This unconventional remedy for skin diseases entails dipping your feet into a pool of bubbling cold water and allowing hundreds of tiny algae-eating fish - scientific name Garra Rufa - to chomp on your dead skin. Slippers and towels are provided.
If the retro horror movie Piranha comes to mind, rest assured that you'll only feel a pleasant tickling sensation.
The spa also offers manicures ($10 to $19.90) and pedicures ($20 to $39.90). Available on Saturdays, Sundays and public holidays (noon to 6pm).
Ride a free shuttle bus there on Saturdays, Sundays and public holidays from Choa Chu Kang Interchange (Saturdays: 9am to 6.30pm; Sundays and public holidays: 9am to 6.45pm) and Boon Lay MRT (Saturdays: Noon to 6.40pm, Sundays and public holidays: 9am to 6.40pm).
FIVE types of mushrooms - shiitake, hiratake, white oyster, willow and abalone - are bred at Mycofarm (9 Seletar West Farmway 5, tel: 6773-0377, 10am to 6pm daily, free entry, www.mycofarm.com.sg). Saturdays and Sundays are good days to visit as staff are on hand every hour from 11am to 4pm for a walk-through.
The farm also makes its own soups and sauces that you can buy to impress your friends at your next dinner party.
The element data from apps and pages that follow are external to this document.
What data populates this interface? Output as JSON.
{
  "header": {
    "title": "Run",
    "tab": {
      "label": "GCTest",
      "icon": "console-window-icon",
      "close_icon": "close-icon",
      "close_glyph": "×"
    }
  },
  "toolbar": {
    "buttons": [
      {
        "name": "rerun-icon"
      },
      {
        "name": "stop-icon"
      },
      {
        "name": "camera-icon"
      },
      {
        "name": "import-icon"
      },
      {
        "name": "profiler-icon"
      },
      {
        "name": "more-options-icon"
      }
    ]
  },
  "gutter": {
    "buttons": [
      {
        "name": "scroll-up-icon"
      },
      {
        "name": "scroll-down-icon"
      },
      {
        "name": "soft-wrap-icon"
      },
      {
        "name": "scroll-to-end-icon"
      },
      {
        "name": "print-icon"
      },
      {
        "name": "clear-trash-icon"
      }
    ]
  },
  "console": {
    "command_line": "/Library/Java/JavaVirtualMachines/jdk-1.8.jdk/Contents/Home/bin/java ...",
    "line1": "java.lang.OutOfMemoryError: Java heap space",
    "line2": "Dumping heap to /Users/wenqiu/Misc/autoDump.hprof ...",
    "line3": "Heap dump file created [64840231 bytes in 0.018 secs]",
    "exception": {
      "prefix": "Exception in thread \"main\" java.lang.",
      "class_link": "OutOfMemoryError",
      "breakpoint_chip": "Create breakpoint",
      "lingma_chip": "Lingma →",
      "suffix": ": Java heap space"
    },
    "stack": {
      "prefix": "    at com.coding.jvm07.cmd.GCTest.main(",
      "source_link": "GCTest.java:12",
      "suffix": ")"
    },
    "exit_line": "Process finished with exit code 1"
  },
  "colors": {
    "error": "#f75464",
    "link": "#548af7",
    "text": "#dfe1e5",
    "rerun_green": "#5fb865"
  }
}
Dining establishments like Italian eatery Buko Nero and steamboat restaurant Coca use produce from here so you won't go wrong.
Kids will love the mushroom muffins sold at the sales counter. They beat chocolate ones in the health stakes for sure.
The great outdoors
NATURE expeditions that include jungle trekking or bird-watching are easy to join if you know where to look. Check out groups like Nature Trekker (www.naturetrekker.org), Nature Society Singapore (www.nss.org.sg) or websites like Wild Singapore (www.wildsingapore.com).
Related articles on recreation in our wild places
|News articles are reproduced for non-profit educational purposes.|
website©ria tan 2003 www.wildsingapore.com